• [Instructions for the task] Each record below must come back exactly as written; its pictures must not.

Interface dataset entries:

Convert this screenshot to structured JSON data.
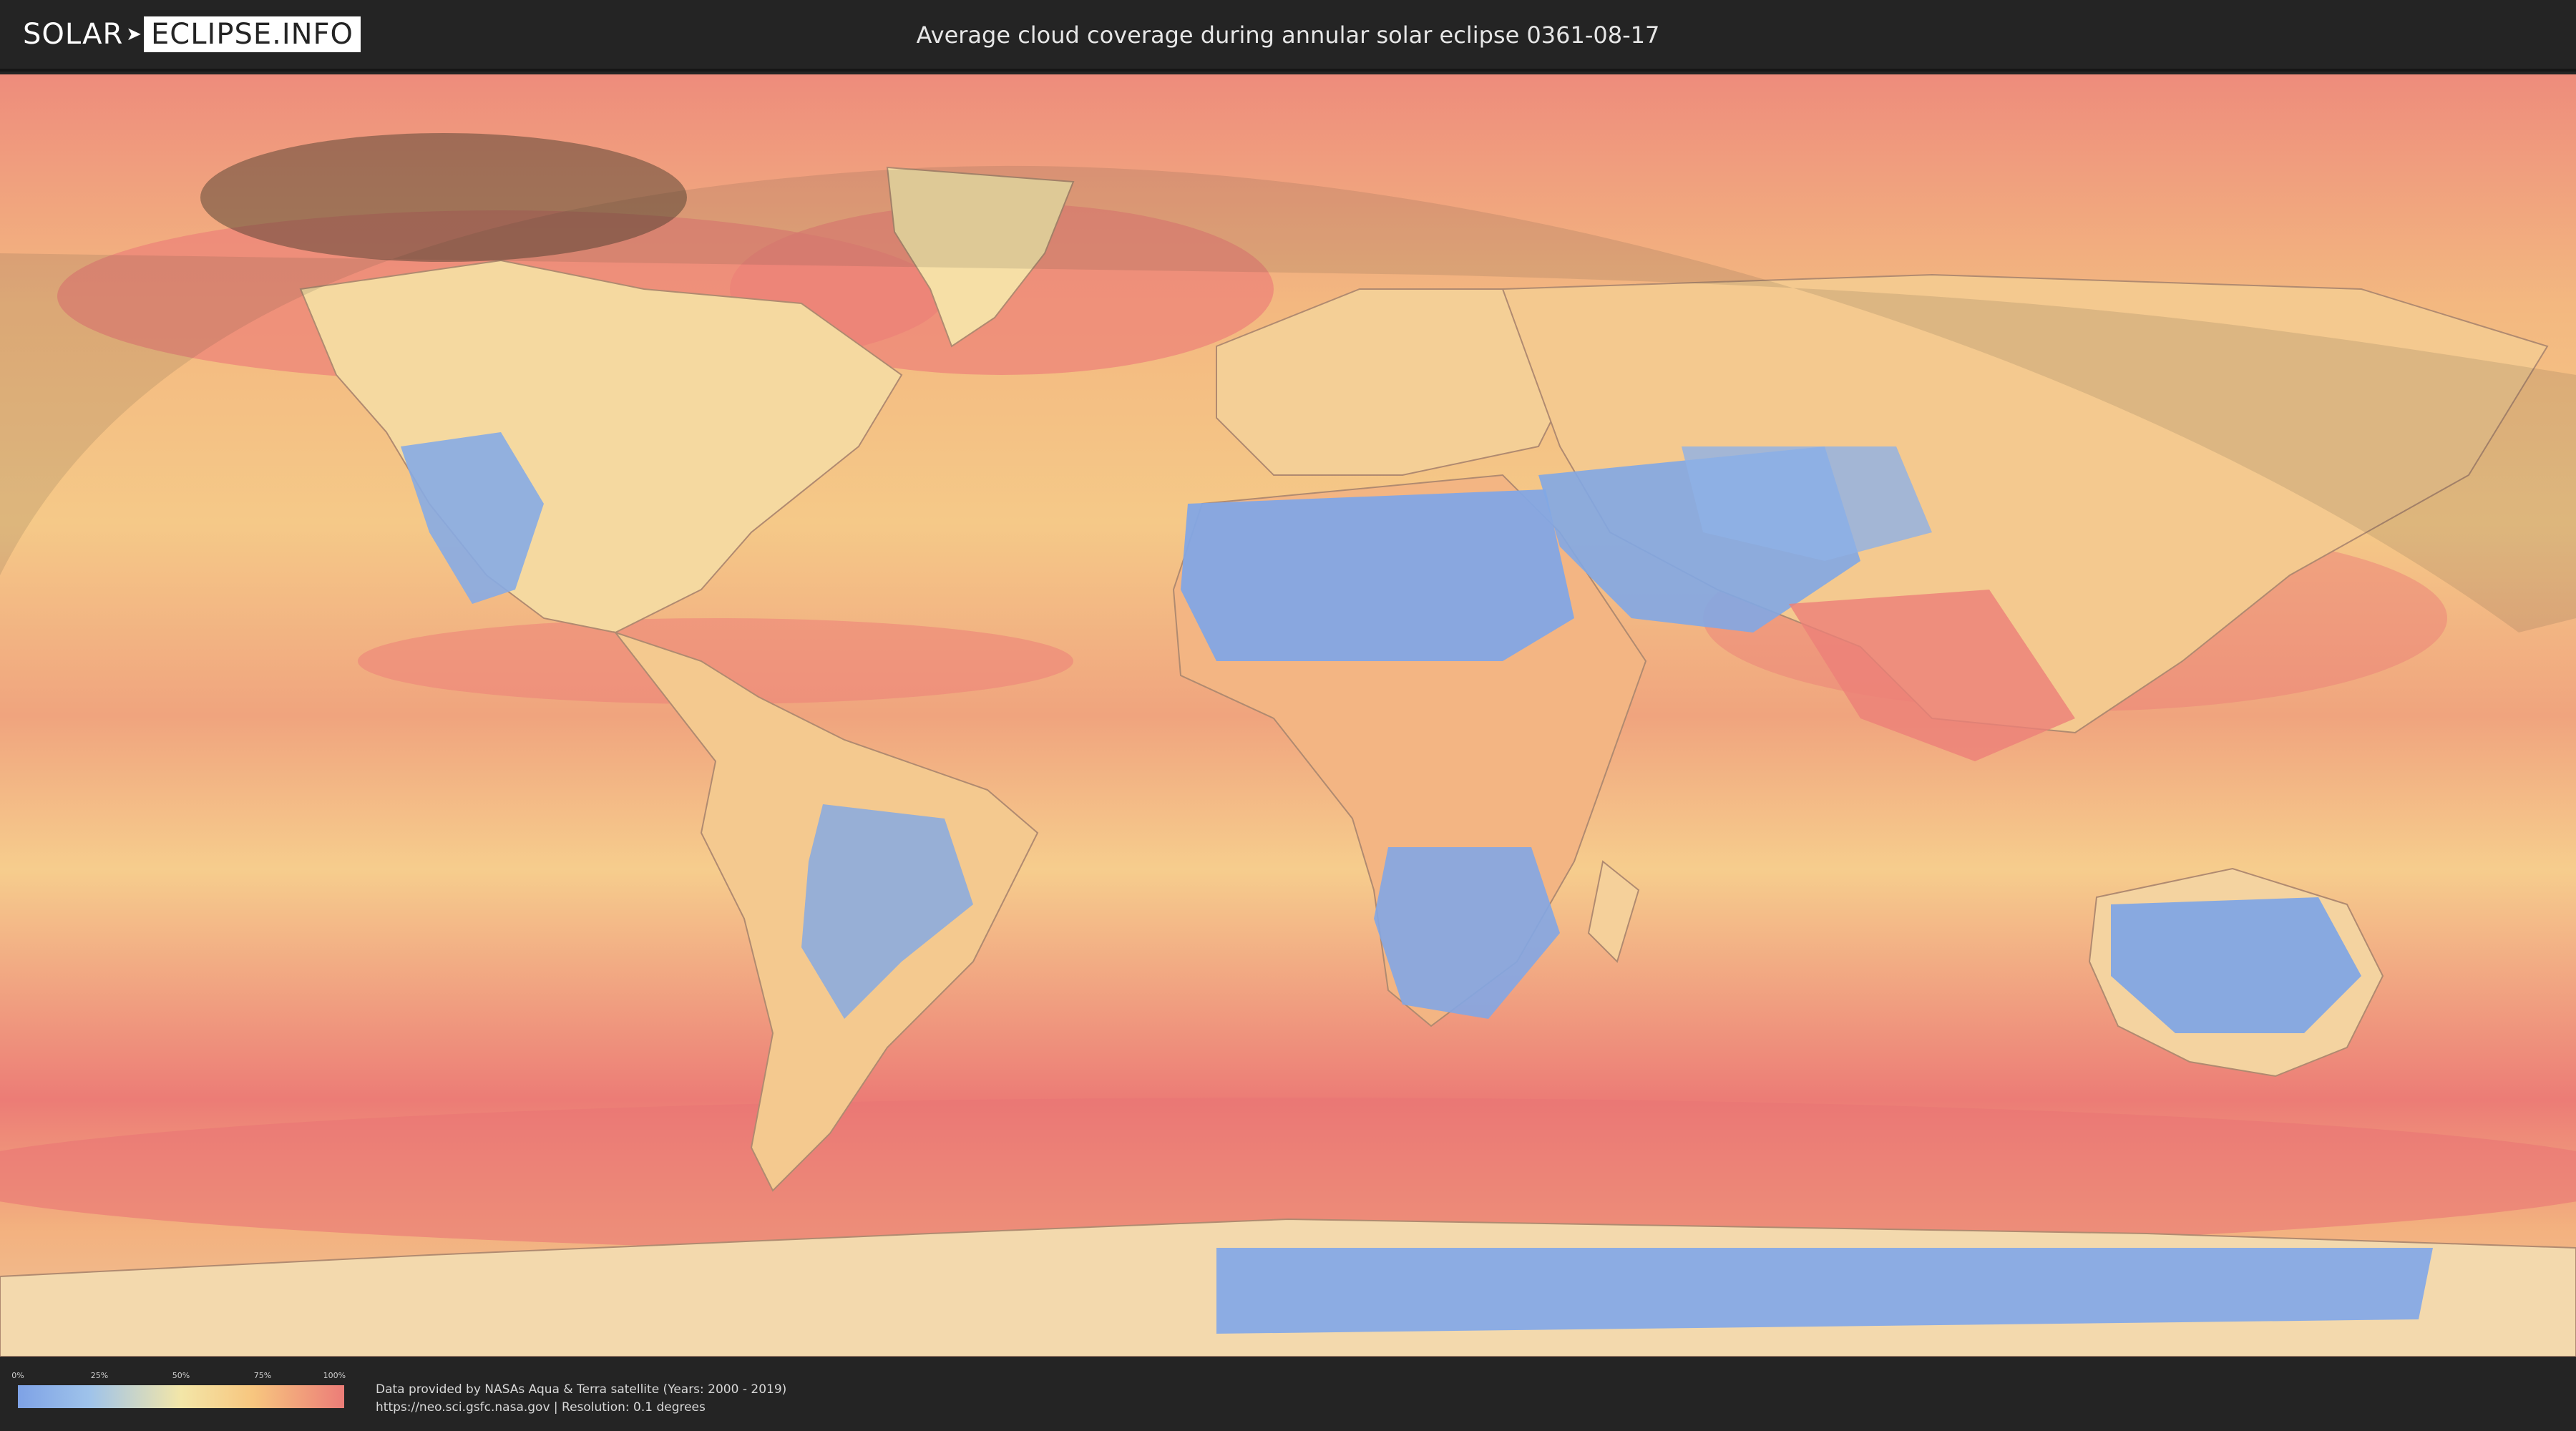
{
  "header": {
    "logo_left": "SOLAR",
    "logo_right": "ECLIPSE.INFO",
    "title": "Average cloud coverage during annular solar eclipse 0361-08-17"
  },
  "legend": {
    "ticks": [
      "0%",
      "25%",
      "50%",
      "75%",
      "100%"
    ],
    "colors": [
      "#7ea2e6",
      "#9fc3ea",
      "#f3e6a8",
      "#f7c67f",
      "#ec7d78"
    ]
  },
  "footer": {
    "credit_line1": "Data provided by NASAs Aqua & Terra satellite (Years: 2000 - 2019)",
    "credit_line2": "https://neo.sci.gsfc.nasa.gov | Resolution: 0.1 degrees"
  },
  "map": {
    "colors": {
      "ocean_cloudy": "#ec7d78",
      "mid": "#f7c67f",
      "clear": "#7ea2e6",
      "shadow": "#5a5040"
    }
  }
}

• [Solution for this task]
Convert this screenshot to structured JSON data.
{
  "header": {
    "logo_left": "SOLAR",
    "logo_right": "ECLIPSE.INFO",
    "title": "Average cloud coverage during annular solar eclipse 0361-08-17"
  },
  "legend": {
    "ticks": [
      "0%",
      "25%",
      "50%",
      "75%",
      "100%"
    ],
    "colors": [
      "#7ea2e6",
      "#9fc3ea",
      "#f3e6a8",
      "#f7c67f",
      "#ec7d78"
    ]
  },
  "footer": {
    "credit_line1": "Data provided by NASAs Aqua & Terra satellite (Years: 2000 - 2019)",
    "credit_line2": "https://neo.sci.gsfc.nasa.gov | Resolution: 0.1 degrees"
  },
  "map": {
    "colors": {
      "ocean_cloudy": "#ec7d78",
      "mid": "#f7c67f",
      "clear": "#7ea2e6",
      "shadow": "#5a5040"
    }
  }
}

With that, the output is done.